Yesterday manager Terry Collins revealed that Jason Bay will no longer be an everyday player for the Mets, which led reporters to ask general manager Sandy Alderson if the team was considering simply eating the remainder of his contract while parting ways.
Alderson shot that down, telling Andrew Marchand of ESPN New York:
Certainly, there are times when it is appropriate to eat a contract. There are other times when it is not. Jason Bay is not going anywhere, nor is his contract.
This is the third season of a four-year, $66 million deal, so the Mets owe Bay about $5 million for the rest of this season, $16 million next season, and $17 million or a $3 million buyout for 2014. In other words, releasing Bay right now would involve eating $24 million, which is why the Mets will hope that he can provide some sort of value as a part-time player first.
Bay joined the Mets in 2010 as a 31-year-old with a career .280 batting average and .896 OPS, but since then he’s hit just .238 with a .695 OPS in 259 games, including .157 this year.
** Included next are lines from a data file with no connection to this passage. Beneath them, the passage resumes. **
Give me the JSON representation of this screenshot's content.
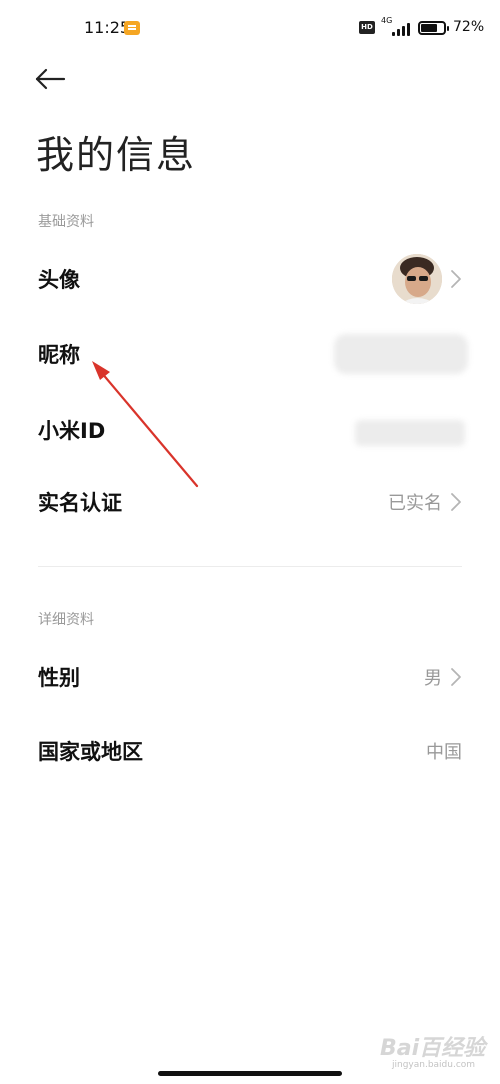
{
  "status_bar": {
    "time": "11:25",
    "network": "4G",
    "hd": "HD",
    "battery": "72%",
    "battery_level": 0.72
  },
  "header": {
    "title": "我的信息"
  },
  "sections": {
    "basic": {
      "label": "基础资料",
      "rows": {
        "avatar": {
          "label": "头像"
        },
        "nickname": {
          "label": "昵称"
        },
        "mi_id": {
          "label": "小米ID"
        },
        "real_name": {
          "label": "实名认证",
          "value": "已实名"
        }
      }
    },
    "detail": {
      "label": "详细资料",
      "rows": {
        "gender": {
          "label": "性别",
          "value": "男"
        },
        "region": {
          "label": "国家或地区",
          "value": "中国"
        }
      }
    }
  },
  "watermark": {
    "text": "Bai百经验",
    "sub": "jingyan.baidu.com"
  },
  "colors": {
    "annotation": "#d9342b",
    "secondary_text": "#999999"
  }
}
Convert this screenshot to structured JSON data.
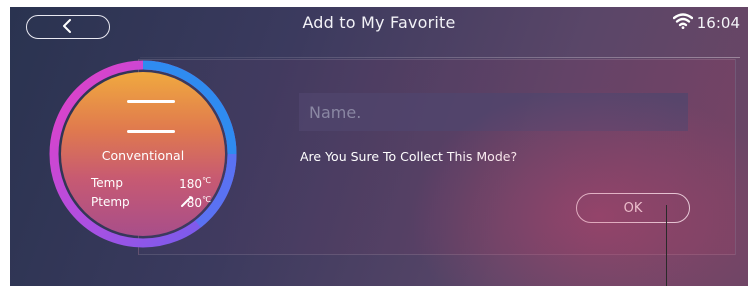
{
  "header": {
    "back_icon": "chevron-left-icon",
    "title": "Add to My Favorite",
    "wifi_icon": "wifi-icon",
    "time": "16:04"
  },
  "mode_card": {
    "menu_icon": "heating-element-icon",
    "name": "Conventional",
    "temp_label": "Temp",
    "temp_value": "180",
    "temp_unit": "℃",
    "ptemp_label": "Ptemp",
    "probe_icon": "probe-icon",
    "ptemp_value": "80",
    "ptemp_unit": "℃"
  },
  "form": {
    "name_placeholder": "Name.",
    "name_value": "",
    "question": "Are You Sure To Collect This Mode?",
    "ok_label": "OK"
  },
  "colors": {
    "ring_pink": "#e040c8",
    "ring_blue": "#2f8bf0",
    "ring_purple": "#9a52e8",
    "inner_orange": "#f0a93f",
    "inner_purple": "#a84e8a"
  }
}
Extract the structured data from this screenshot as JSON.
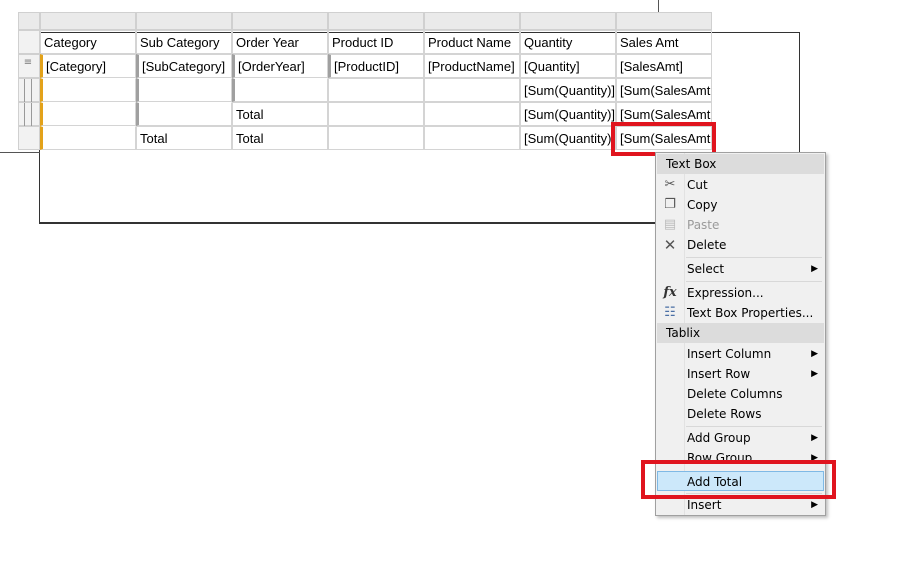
{
  "tablix": {
    "columns": [
      "Category",
      "Sub Category",
      "Order Year",
      "Product ID",
      "Product Name",
      "Quantity",
      "Sales Amt"
    ],
    "rows": [
      [
        "[Category]",
        "[SubCategory]",
        "[OrderYear]",
        "[ProductID]",
        "[ProductName]",
        "[Quantity]",
        "[SalesAmt]"
      ],
      [
        "",
        "",
        "",
        "",
        "",
        "[Sum(Quantity)]",
        "[Sum(SalesAmt"
      ],
      [
        "",
        "",
        "Total",
        "",
        "",
        "[Sum(Quantity)]",
        "[Sum(SalesAmt"
      ],
      [
        "",
        "Total",
        "Total",
        "",
        "",
        "[Sum(Quantity)]",
        "[Sum(SalesAmt"
      ]
    ]
  },
  "menu": {
    "header_textbox": "Text Box",
    "cut": "Cut",
    "copy": "Copy",
    "paste": "Paste",
    "delete": "Delete",
    "select": "Select",
    "expression": "Expression...",
    "textbox_properties": "Text Box Properties...",
    "header_tablix": "Tablix",
    "insert_column": "Insert Column",
    "insert_row": "Insert Row",
    "delete_columns": "Delete Columns",
    "delete_rows": "Delete Rows",
    "add_group": "Add Group",
    "row_group": "Row Group",
    "add_total": "Add Total",
    "insert": "Insert"
  },
  "icons": {
    "cut": "scissors-icon",
    "copy": "copy-icon",
    "paste": "paste-icon",
    "delete": "x-icon",
    "expression": "fx-icon",
    "properties": "properties-icon"
  },
  "colors": {
    "highlight": "#e0141e",
    "category_group": "#e3a21a",
    "hover": "#cce8fa"
  }
}
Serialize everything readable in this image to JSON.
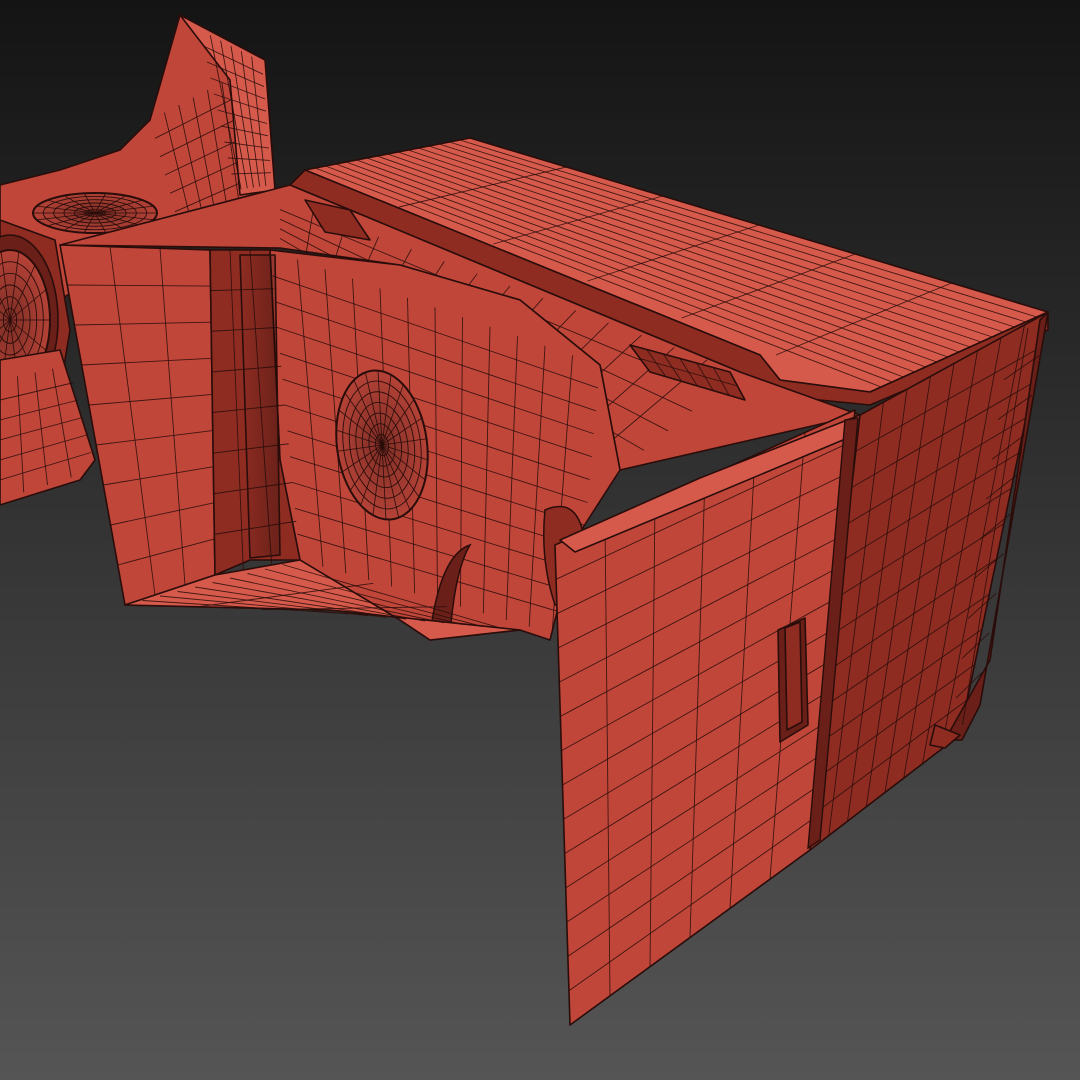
{
  "viewport": {
    "background_top": "#141414",
    "background_bottom": "#555555"
  },
  "model": {
    "shaded_color": "#c0463a",
    "shaded_light": "#d65a4c",
    "shaded_dark": "#8e2c22",
    "shaded_darkest": "#6a1f18",
    "wire_color": "#2a0d0a",
    "display_mode": "shaded-wireframe"
  }
}
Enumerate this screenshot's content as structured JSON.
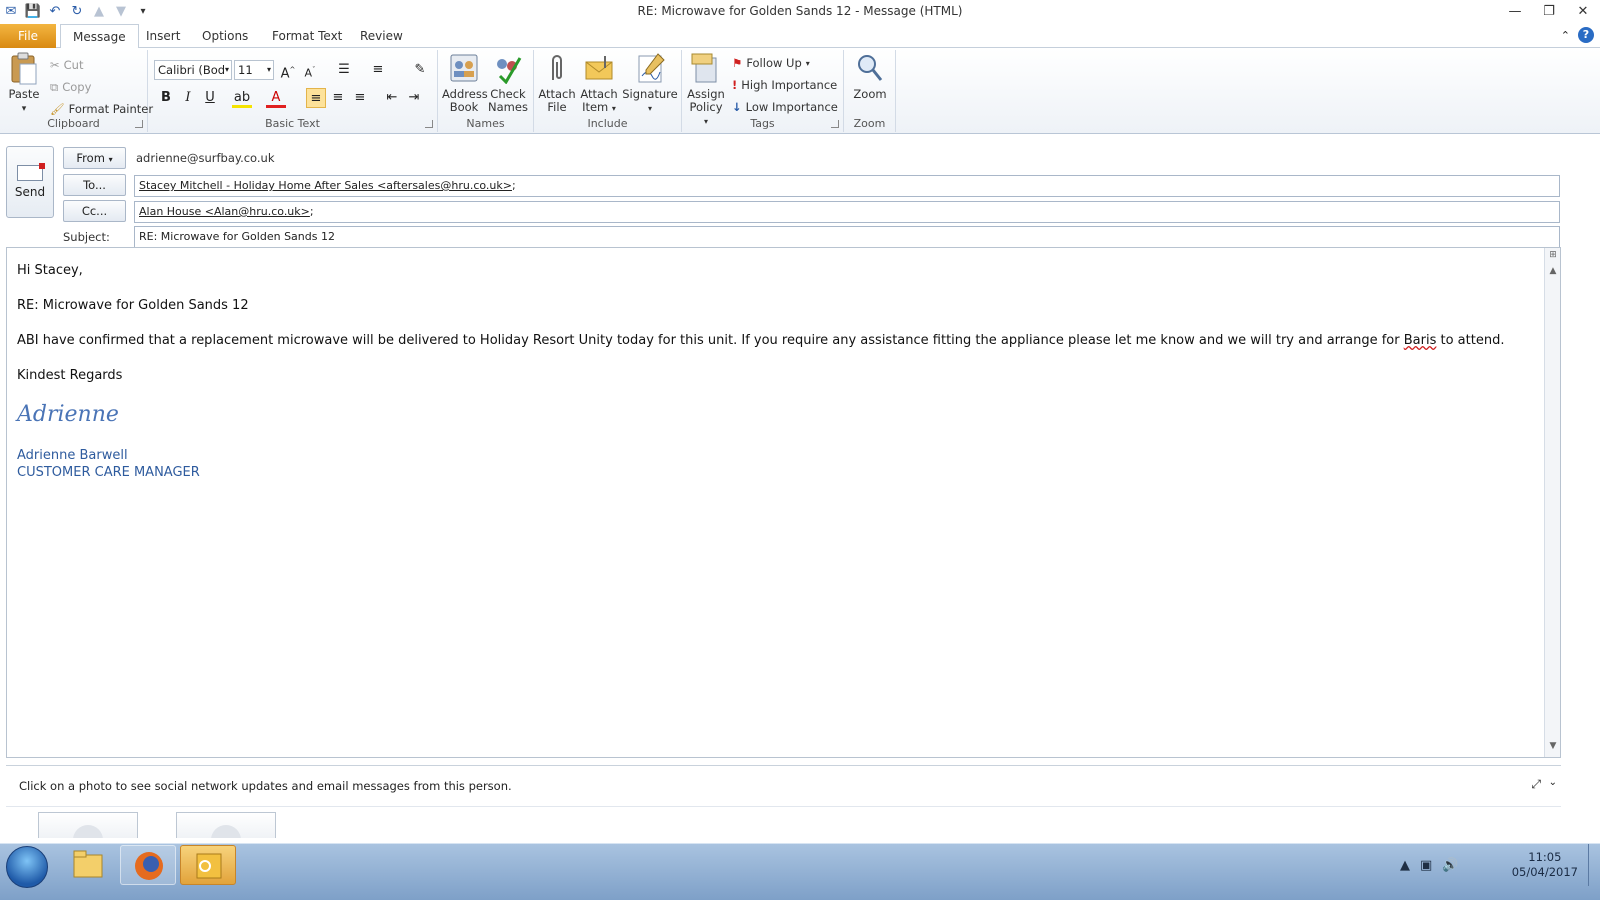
{
  "window": {
    "title": "RE: Microwave for Golden Sands 12  -  Message (HTML)"
  },
  "tabs": [
    "File",
    "Message",
    "Insert",
    "Options",
    "Format Text",
    "Review"
  ],
  "ribbon": {
    "clipboard": {
      "paste": "Paste",
      "cut": "Cut",
      "copy": "Copy",
      "format_painter": "Format Painter",
      "label": "Clipboard"
    },
    "basic_text": {
      "font_name": "Calibri (Bod",
      "font_size": "11",
      "label": "Basic Text"
    },
    "names": {
      "address_book": [
        "Address",
        "Book"
      ],
      "check_names": [
        "Check",
        "Names"
      ],
      "label": "Names"
    },
    "include": {
      "attach_file": [
        "Attach",
        "File"
      ],
      "attach_item": [
        "Attach",
        "Item"
      ],
      "signature": "Signature",
      "label": "Include"
    },
    "tags": {
      "assign_policy": [
        "Assign",
        "Policy"
      ],
      "follow_up": "Follow Up",
      "high_importance": "High Importance",
      "low_importance": "Low Importance",
      "label": "Tags"
    },
    "zoom": {
      "zoom_btn": "Zoom",
      "label": "Zoom"
    }
  },
  "header": {
    "send": "Send",
    "from_btn": "From",
    "from_value": "adrienne@surfbay.co.uk",
    "to_btn": "To...",
    "to_value": "Stacey Mitchell - Holiday Home After Sales <aftersales@hru.co.uk>",
    "cc_btn": "Cc...",
    "cc_value": "Alan House <Alan@hru.co.uk>",
    "subject_label": "Subject:",
    "subject_value": "RE: Microwave for Golden Sands 12"
  },
  "body": {
    "greeting": "Hi Stacey,",
    "re_line": "RE: Microwave for Golden Sands 12",
    "paragraph_before": "ABI have confirmed that a replacement microwave will be delivered to Holiday Resort Unity today for this unit.  If you require any assistance fitting the appliance please let me know and we will try and arrange for ",
    "misspelled": "Baris",
    "paragraph_after": " to attend.",
    "closing": "Kindest Regards",
    "signature_script": "Adrienne",
    "sig_name": "Adrienne Barwell",
    "sig_title": "CUSTOMER CARE MANAGER"
  },
  "people_pane": {
    "message": "Click on a photo to see social network updates and email messages from this person."
  },
  "taskbar": {
    "time": "11:05",
    "date": "05/04/2017"
  },
  "colors": {
    "file_tab": "#e8a020",
    "signature": "#2e5b9e",
    "taskbar": "#94b3d6"
  }
}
Free agent right-hander Trevor Cahill reportedly has a one-year deal in place with the Athletics, according to MLB.com’s Jane Lee. The exact terms have yet to be disclosed, and as the agreement is still pending a physical, it has not been formally announced by the club.
Cahill, 30, is coming off of a decent, albeit underwhelming year with the Padres and Royals. He kicked off the 2017 season with a 4-3 record in 11 starts for the Padres, then split his time between the rotation and bullpen after a midseason trade to the Royals. By the end of the year, the righty led the league with 16 wild pitches and had racked up a 4.93 ERA, 4.8 BB/9 and 9.3 SO/9 in 84 innings for the two teams.
The A’s found themselves in desperate need of rotation depth this week after Jharel Cotton announced he’d miss the 2018 season to undergo Tommy John surgery. Right now, the team is considering some combination of Andrew Triggs, Daniel Gossett, Daniel Mengden and Paul Blackburn for the back end of the rotation — a mix that seems unlikely to change in the last two weeks before Opening Day, as Lee points out that Cahill won’t be ready to shoulder a full workload by then. Instead, he’s expected to begin the year in the bullpen and work his way up to a starting role, where the A’s hope he’ll replicate the All-Star numbers he produced with them back in 2010.